I also wanted to say a few words about the spat between Senator Cory Bernardi and the Prime Minister over issues arising from the Prime Minister's proposal to hold a plebiscite on marriage equality. Labor believes very firmly that the $160 million that will be spent on this plebiscite is wasteful and that it will be divisive in our community. And we already see the Prime Minster and Senator Bernardi fighting over the issue of homophobia. Senator Bernardi is offended that the Prime Minister is prepared to accept the characterisation of elements of the Liberal Party as homophobic. The Prime Minister has said that he's spoken to Senator Bernardi and others to tell them not to be divisive or homophobic in this debate. Senator Bernardi denies that the Prime Minister's ever had such a conversation with him. I think what we see here, is the sort of division and lack of clarity that we would expect to see more generally through this plebiscite process. I think it is very clear that the Prime Minister is not able to control elements of his own party and that we can expect elements of the Liberal Party to be extreme in their language and extreme in their campaigning against marriage equality if this plebiscite should go ahead.

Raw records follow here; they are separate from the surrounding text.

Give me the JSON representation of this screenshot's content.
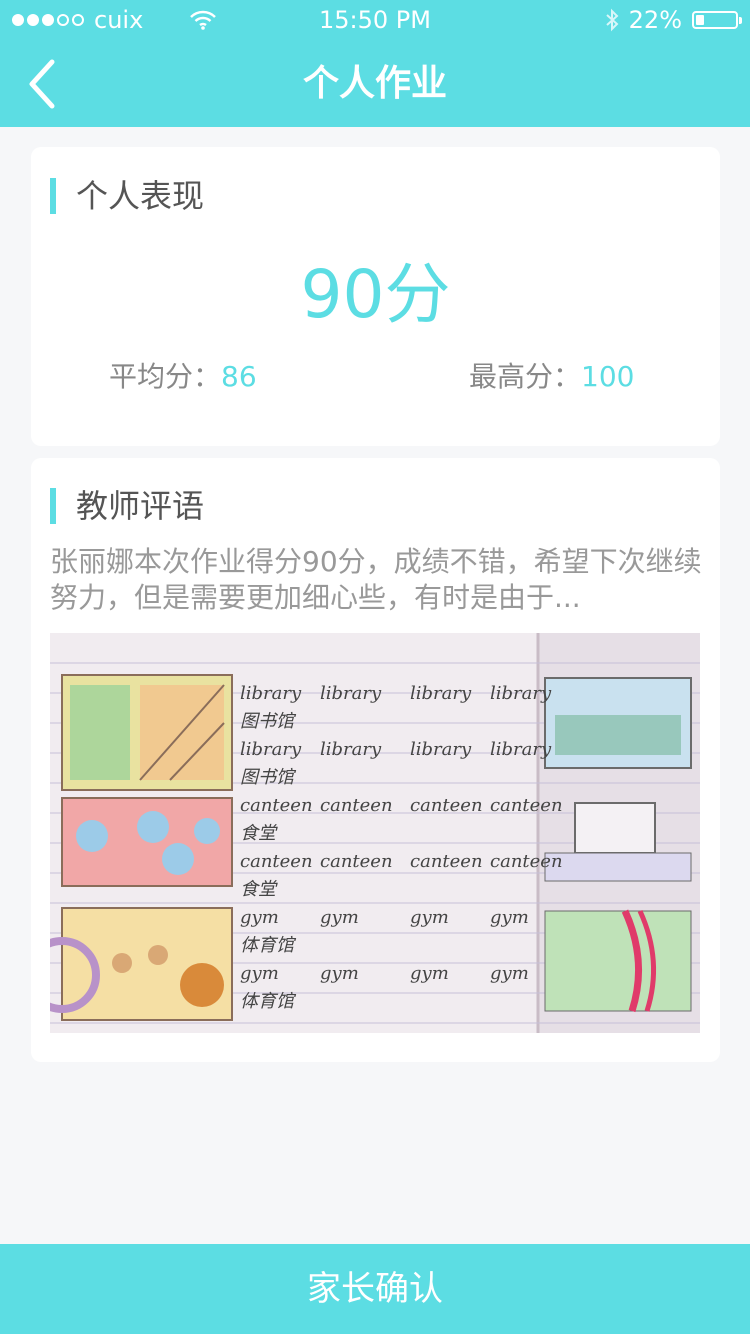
{
  "status_bar": {
    "carrier": "cuix",
    "time": "15:50 PM",
    "battery_text": "22%",
    "battery_level": 0.22,
    "signal_icon": "signal-dots-icon",
    "wifi_icon": "wifi-icon",
    "bluetooth_icon": "bluetooth-icon"
  },
  "nav": {
    "title": "个人作业",
    "back_icon": "chevron-left-icon"
  },
  "performance": {
    "section_title": "个人表现",
    "score": "90分",
    "average_label": "平均分：",
    "average_value": "86",
    "max_label": "最高分：",
    "max_value": "100"
  },
  "comment": {
    "section_title": "教师评语",
    "text": "张丽娜本次作业得分90分，成绩不错，希望下次继续努力，但是需要更加细心些，有时是由于...",
    "image_rows": [
      [
        "library",
        "library",
        "library",
        "library"
      ],
      [
        "图书馆"
      ],
      [
        "library",
        "library",
        "library",
        "library"
      ],
      [
        "图书馆"
      ],
      [
        "canteen",
        "canteen",
        "canteen",
        "canteen"
      ],
      [
        "食堂"
      ],
      [
        "canteen",
        "canteen",
        "canteen",
        "canteen"
      ],
      [
        "食堂"
      ],
      [
        "gym",
        "gym",
        "gym",
        "gym"
      ],
      [
        "体育馆"
      ],
      [
        "gym",
        "gym",
        "gym",
        "gym"
      ],
      [
        "体育馆"
      ]
    ]
  },
  "footer": {
    "confirm_label": "家长确认"
  },
  "colors": {
    "accent": "#5cdde3",
    "background": "#f6f7f9",
    "card": "#ffffff",
    "title_text": "#555555",
    "muted_text": "#888888",
    "comment_text": "#999999"
  }
}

There is no need for Australia to go through this wasteful and divisive process. We know that the Parliament of Australia has the power to legislate for this and Bill Shorten, if elected, would legislate for marriage equality within the first 100 days of a Shorten Government.

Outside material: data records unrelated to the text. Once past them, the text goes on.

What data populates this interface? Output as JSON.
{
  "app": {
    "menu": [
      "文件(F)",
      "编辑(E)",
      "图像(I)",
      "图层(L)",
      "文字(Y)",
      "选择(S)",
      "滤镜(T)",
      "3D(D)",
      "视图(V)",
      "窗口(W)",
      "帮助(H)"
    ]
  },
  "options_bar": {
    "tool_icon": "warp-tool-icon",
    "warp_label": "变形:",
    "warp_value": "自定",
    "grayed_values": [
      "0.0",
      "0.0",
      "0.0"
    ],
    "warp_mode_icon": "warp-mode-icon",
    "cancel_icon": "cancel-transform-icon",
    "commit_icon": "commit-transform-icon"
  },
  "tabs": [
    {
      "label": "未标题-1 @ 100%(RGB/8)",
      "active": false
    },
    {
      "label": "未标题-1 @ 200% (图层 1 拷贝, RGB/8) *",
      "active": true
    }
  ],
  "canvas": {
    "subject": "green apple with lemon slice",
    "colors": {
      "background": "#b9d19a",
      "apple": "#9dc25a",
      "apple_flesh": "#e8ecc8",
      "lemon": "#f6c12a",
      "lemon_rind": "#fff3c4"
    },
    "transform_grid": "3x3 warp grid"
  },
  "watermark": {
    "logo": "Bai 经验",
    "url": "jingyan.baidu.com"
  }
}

I also think it's very interesting that Minister Morrison, Scott Morrison, is saying that he is the victim in all of this public discussion. That he's been attacked. Well, no Australian should ever be verbally attacked for the beliefs they hold. Yes, every debate should be held in a way that is respectful, and particularly respectful of different views. But I'll say this to Mr Morrison - it is pretty different being a Cabinet Minister in a Federal Government, the power you have in a role like that, from being a young teenager somewhere, worried about coming out, worried that your family or your community won't be comfortable with your sexual orientation. People don't choose their sexuality. They don't choose to be born gay. And those teenagers growing up hearing a message - not that their views are wrong, not that what they are saying is wrong - but that they themselves in their very makeup, there is som ething wrong with them, I think that that is profoundly damaging. And we know that 2 out of 5 teenagers who identify as gay or lesbian are already having thoughts about suicide or having great difficulty with their mental health because of the complexity of coming out in an environment that is not supportive of your sexuality. Having a national plebiscite where some people are given a license to say that there is something wrong with being gay or lesbian, bisexual, transgender, intersex, it is my real concern that people growing up, just coming to terms with their sexuality, will be damaged by this type of debate. I'm also really worried about kids who are growing up in families with two mums or two dads and I don't want those kids to hear a message that there is something wrong with their family. All families are different in Australia, and no family is perfect. And the idea that we would have a national debate about some families and what's wrong with thos e families because of the sexuality of the parents - I think is really, really unfair to Australian children who are growing up in families with two mums or two dads. I know plenty of families that have got same-sex parents and I see a lot of love and a lot of support and that's really what matters in families. Having a plebiscite where there is licence to say that there is something wrong with some of our Australian families, again, is something that I think is potentially profoundly damaging. Thanks.  

ENDS